When a headache comes on, many people blame stress or lack of sleep. However, evidence suggests that hangovers can be brought on not just by alcohol, but by certain foods. The link is controversial, especially since the few studies on the matter have been inconclusive. However, for people who suffer from migraines and tension-type headaches, many report fewer symptoms if they eliminate certain "trigger" foods from their diet.
Ellen Loughrin, 51 years old, said to the Wall Street Journal that she started seeing a doctor after suffering from migraines, fatigue, and vertigo. Her visits prompted her to stop eating pizza, onions, oranges, yogurt and peanut butter, one of her favorite foods. A year later, her symptoms were drastically reduced.
Researchers believe that tyramine, a commonly occurring chemical in food, may be a possible culprit. However, the studies have found it difficult to pinpoint a specific biological link. Headaches can be triggered from a number of different factors, like weather or sleep, in combination with a food item. What triggers headaches in one person, like cheese, may not do so in another. What's more, because symptoms can appear as late as 48 hours after the ingestion of a certain food, it can make it even more difficult to finger a particular food.
However, researchers believe that they may have begun to shade in some clues. Tyramine can build up in foods that have been aged, fermented or stored for a long period of time.
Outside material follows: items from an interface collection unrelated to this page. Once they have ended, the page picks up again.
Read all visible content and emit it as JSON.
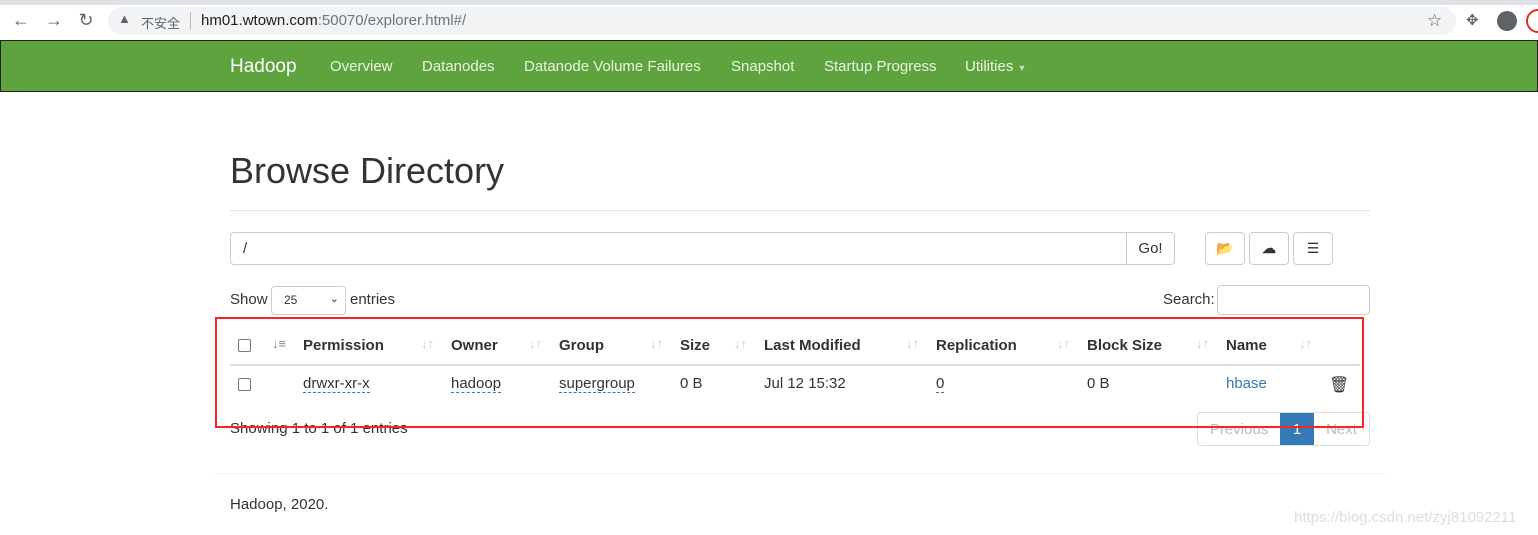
{
  "browser": {
    "url_host": "hm01.wtown.com",
    "url_rest": ":50070/explorer.html#/",
    "security_label": "不安全"
  },
  "navbar": {
    "brand": "Hadoop",
    "items": [
      "Overview",
      "Datanodes",
      "Datanode Volume Failures",
      "Snapshot",
      "Startup Progress",
      "Utilities"
    ]
  },
  "page": {
    "title": "Browse Directory",
    "path": "/",
    "go_label": "Go!",
    "show_label": "Show",
    "entries_value": "25",
    "entries_label": "entries",
    "search_label": "Search:",
    "columns": [
      "Permission",
      "Owner",
      "Group",
      "Size",
      "Last Modified",
      "Replication",
      "Block Size",
      "Name"
    ],
    "rows": [
      {
        "permission": "drwxr-xr-x",
        "owner": "hadoop",
        "group": "supergroup",
        "size": "0 B",
        "last_modified": "Jul 12 15:32",
        "replication": "0",
        "block_size": "0 B",
        "name": "hbase"
      }
    ],
    "info": "Showing 1 to 1 of 1 entries",
    "pagination": {
      "previous": "Previous",
      "current": "1",
      "next": "Next"
    }
  },
  "footer": "Hadoop, 2020.",
  "watermark": "https://blog.csdn.net/zyj81092211",
  "colors": {
    "navbar": "#5fa33e",
    "link": "#337ab7",
    "highlight": "#f22222"
  }
}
Other common culprits are foods with nitrates, like processed meats; citrus; yeast; soy products; monosodium glutamate, or MSG; and caffeine and alcohol, even in small amounts.
While the link may cause some to be skeptical, as many as 50 percent of migraine sufferers say that their pain has caused them to change their diets. Skeptics should also note that, while alcohol is commonly regarded as the main cause of hangovers, evidence has not pinpointed a link between the two.